- _ASSIGNED TASK_:
Searching the material below, find each line that includes the word "object", and copy it.

- _EXTRACTED INFORMATION_:
-*-*-

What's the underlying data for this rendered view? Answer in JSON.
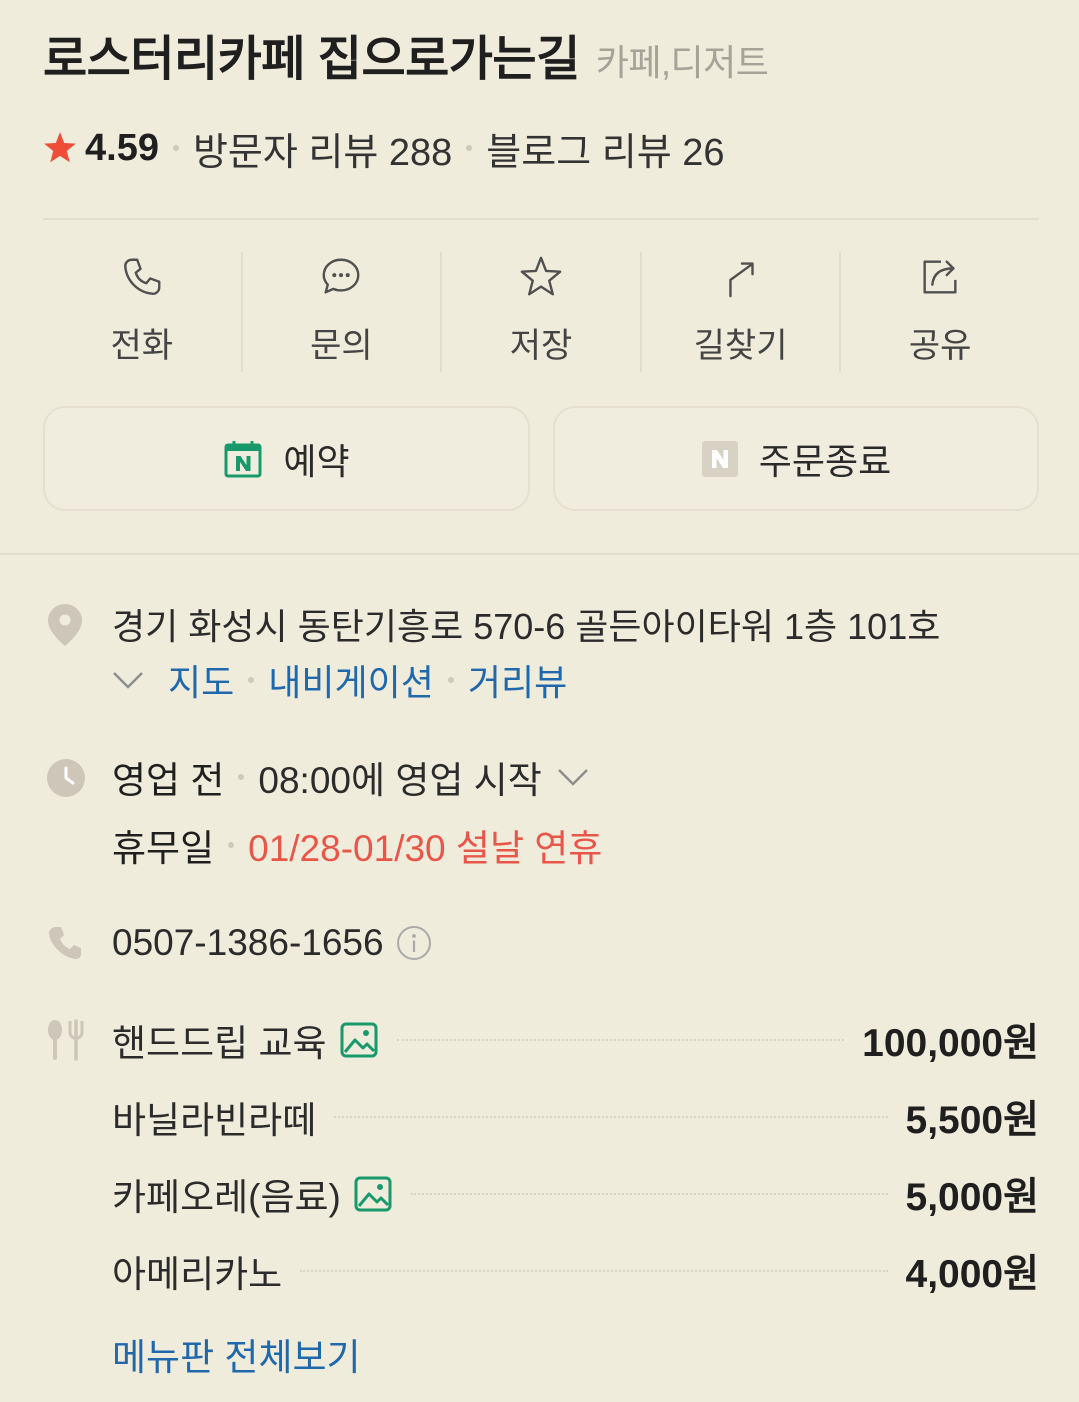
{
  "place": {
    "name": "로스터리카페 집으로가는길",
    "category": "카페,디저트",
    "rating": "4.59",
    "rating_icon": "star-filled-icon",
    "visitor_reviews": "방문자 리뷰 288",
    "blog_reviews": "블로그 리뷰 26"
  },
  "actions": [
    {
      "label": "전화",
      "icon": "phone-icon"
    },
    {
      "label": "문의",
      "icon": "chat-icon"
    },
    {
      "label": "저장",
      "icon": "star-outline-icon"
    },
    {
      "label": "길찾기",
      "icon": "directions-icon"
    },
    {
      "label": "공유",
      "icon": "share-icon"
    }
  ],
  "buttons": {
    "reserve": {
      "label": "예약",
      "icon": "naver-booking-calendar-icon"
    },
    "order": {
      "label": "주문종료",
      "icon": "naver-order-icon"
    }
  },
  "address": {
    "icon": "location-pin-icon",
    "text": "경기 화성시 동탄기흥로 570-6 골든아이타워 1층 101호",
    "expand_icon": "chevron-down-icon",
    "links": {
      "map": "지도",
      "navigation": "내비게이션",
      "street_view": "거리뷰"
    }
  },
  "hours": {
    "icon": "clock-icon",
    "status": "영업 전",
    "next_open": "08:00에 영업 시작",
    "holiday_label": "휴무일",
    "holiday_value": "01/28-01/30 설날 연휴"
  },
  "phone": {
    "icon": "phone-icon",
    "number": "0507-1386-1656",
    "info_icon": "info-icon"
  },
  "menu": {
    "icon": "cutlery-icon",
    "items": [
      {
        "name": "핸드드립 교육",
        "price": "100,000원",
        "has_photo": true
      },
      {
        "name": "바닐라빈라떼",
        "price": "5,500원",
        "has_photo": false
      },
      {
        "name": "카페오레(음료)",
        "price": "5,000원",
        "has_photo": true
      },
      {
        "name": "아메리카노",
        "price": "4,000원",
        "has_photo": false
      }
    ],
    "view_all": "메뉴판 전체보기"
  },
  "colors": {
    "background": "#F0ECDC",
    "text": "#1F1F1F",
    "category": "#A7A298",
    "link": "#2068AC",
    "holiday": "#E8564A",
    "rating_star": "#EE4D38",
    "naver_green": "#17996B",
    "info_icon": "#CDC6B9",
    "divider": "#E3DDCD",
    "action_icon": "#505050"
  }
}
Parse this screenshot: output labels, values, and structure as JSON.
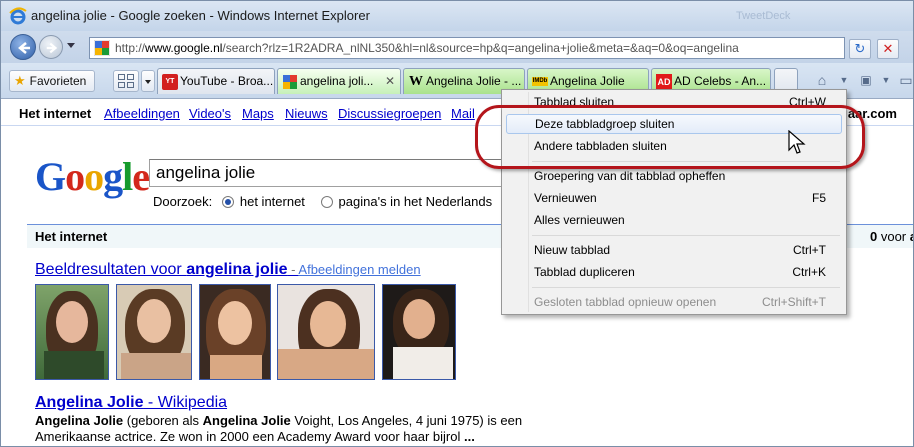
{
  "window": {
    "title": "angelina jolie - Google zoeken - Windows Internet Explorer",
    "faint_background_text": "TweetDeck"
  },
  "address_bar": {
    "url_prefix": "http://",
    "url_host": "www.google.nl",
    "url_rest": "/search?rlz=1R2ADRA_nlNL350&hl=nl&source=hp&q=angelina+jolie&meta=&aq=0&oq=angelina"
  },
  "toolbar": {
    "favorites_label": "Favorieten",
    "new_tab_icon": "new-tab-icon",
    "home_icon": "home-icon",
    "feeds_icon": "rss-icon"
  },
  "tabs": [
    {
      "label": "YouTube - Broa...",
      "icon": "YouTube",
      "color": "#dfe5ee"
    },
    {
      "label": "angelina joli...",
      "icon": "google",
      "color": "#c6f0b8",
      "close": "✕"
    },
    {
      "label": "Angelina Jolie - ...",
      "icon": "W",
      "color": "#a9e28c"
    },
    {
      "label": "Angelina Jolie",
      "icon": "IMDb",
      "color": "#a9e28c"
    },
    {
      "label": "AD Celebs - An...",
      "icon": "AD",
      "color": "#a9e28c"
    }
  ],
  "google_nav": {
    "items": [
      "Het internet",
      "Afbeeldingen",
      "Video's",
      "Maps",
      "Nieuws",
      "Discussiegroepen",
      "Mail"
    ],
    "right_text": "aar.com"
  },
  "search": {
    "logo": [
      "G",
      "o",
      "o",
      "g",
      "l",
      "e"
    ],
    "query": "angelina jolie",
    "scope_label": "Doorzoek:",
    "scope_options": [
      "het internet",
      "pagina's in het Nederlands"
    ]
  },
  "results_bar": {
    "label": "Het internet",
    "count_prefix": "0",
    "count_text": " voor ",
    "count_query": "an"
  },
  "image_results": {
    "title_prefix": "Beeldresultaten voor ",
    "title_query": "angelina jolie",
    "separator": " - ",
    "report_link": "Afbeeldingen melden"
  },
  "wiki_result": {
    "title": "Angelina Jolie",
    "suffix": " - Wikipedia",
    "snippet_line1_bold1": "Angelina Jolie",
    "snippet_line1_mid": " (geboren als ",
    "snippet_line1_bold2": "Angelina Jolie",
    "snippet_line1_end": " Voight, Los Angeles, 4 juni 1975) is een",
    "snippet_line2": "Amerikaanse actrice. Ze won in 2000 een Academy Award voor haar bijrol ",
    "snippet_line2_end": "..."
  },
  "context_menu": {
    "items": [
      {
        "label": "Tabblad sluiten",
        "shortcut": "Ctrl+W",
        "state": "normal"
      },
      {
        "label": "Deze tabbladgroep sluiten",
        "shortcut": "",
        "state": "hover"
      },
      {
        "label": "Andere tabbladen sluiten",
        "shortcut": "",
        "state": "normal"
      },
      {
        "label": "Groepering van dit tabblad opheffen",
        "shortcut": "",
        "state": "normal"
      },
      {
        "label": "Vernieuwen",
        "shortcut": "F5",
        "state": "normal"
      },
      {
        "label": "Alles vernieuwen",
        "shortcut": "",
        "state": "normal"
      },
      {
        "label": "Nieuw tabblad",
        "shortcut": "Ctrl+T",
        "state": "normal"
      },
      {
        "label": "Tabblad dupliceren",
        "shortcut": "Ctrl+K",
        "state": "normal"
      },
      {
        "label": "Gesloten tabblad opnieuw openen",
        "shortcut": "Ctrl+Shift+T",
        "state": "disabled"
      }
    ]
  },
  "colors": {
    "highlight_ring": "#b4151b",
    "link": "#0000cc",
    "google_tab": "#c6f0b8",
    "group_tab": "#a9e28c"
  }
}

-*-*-

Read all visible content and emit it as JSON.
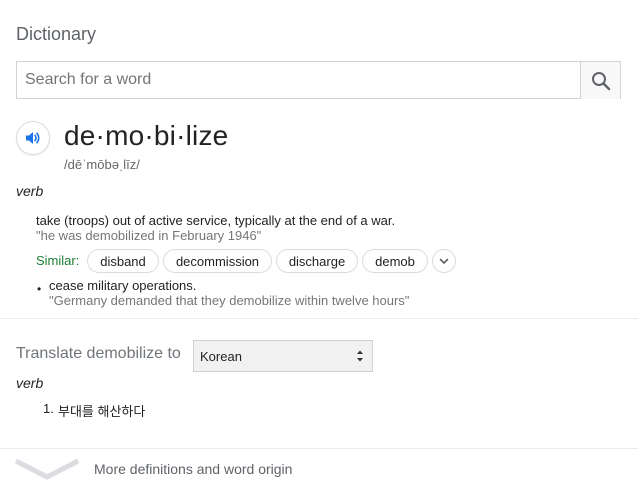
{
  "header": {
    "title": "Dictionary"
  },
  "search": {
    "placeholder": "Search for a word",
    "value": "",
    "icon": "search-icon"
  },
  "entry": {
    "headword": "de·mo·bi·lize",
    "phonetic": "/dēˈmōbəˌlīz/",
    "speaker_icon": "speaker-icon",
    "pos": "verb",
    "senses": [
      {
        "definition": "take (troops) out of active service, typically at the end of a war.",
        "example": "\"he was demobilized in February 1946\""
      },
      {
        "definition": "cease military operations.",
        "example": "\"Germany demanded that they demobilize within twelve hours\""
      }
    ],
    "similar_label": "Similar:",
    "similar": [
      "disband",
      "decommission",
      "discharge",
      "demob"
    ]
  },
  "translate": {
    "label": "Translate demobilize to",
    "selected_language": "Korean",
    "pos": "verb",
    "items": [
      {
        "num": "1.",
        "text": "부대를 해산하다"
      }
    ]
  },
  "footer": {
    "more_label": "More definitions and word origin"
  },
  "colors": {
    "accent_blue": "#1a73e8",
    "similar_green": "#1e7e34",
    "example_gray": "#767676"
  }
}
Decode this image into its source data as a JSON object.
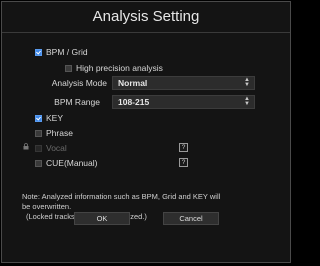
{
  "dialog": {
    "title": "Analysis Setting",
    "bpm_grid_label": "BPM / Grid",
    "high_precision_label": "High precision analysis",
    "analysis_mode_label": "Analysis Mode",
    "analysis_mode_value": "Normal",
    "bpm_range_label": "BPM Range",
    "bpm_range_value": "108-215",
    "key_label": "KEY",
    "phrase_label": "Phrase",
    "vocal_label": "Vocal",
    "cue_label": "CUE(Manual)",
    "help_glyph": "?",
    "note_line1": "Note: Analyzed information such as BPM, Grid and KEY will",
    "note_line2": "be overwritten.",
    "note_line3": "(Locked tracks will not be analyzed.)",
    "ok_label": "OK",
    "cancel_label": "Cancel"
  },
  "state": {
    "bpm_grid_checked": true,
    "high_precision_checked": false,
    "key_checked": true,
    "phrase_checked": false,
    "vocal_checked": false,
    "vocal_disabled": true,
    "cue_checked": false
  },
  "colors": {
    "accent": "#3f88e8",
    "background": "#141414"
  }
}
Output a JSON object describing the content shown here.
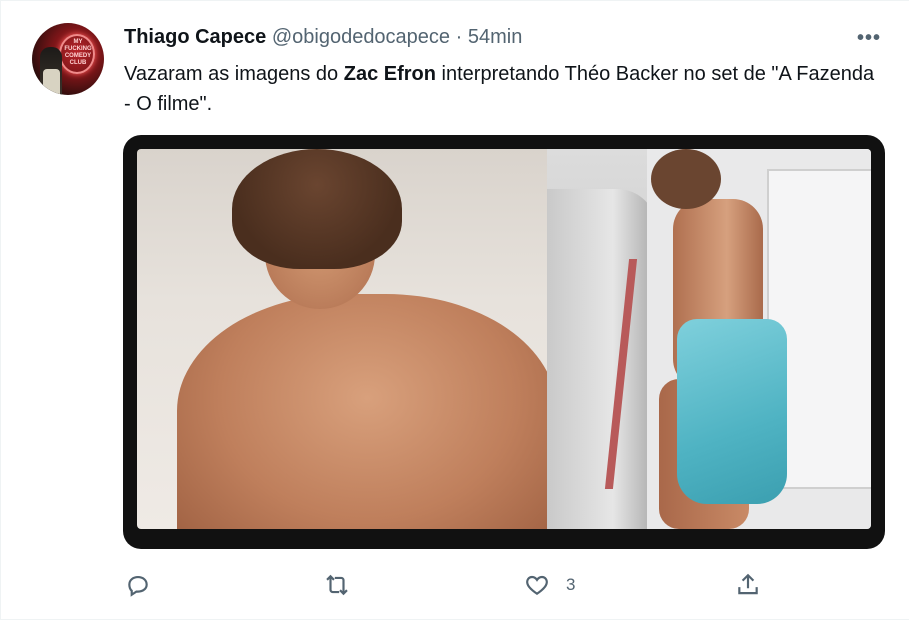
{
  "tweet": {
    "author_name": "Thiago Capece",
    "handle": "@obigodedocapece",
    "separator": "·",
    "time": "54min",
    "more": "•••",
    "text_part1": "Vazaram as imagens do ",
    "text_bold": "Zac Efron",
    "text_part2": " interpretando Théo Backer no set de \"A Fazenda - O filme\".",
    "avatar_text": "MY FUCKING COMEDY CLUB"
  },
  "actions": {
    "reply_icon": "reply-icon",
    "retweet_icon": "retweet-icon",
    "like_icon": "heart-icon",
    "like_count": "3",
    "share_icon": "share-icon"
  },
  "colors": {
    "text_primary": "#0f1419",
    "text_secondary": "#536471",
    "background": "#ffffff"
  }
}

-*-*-

- _SOLUTION TO THIS EXERCISE_:
Decode this image into its source data as a JSON object.
Output a JSON object describing the content shown here.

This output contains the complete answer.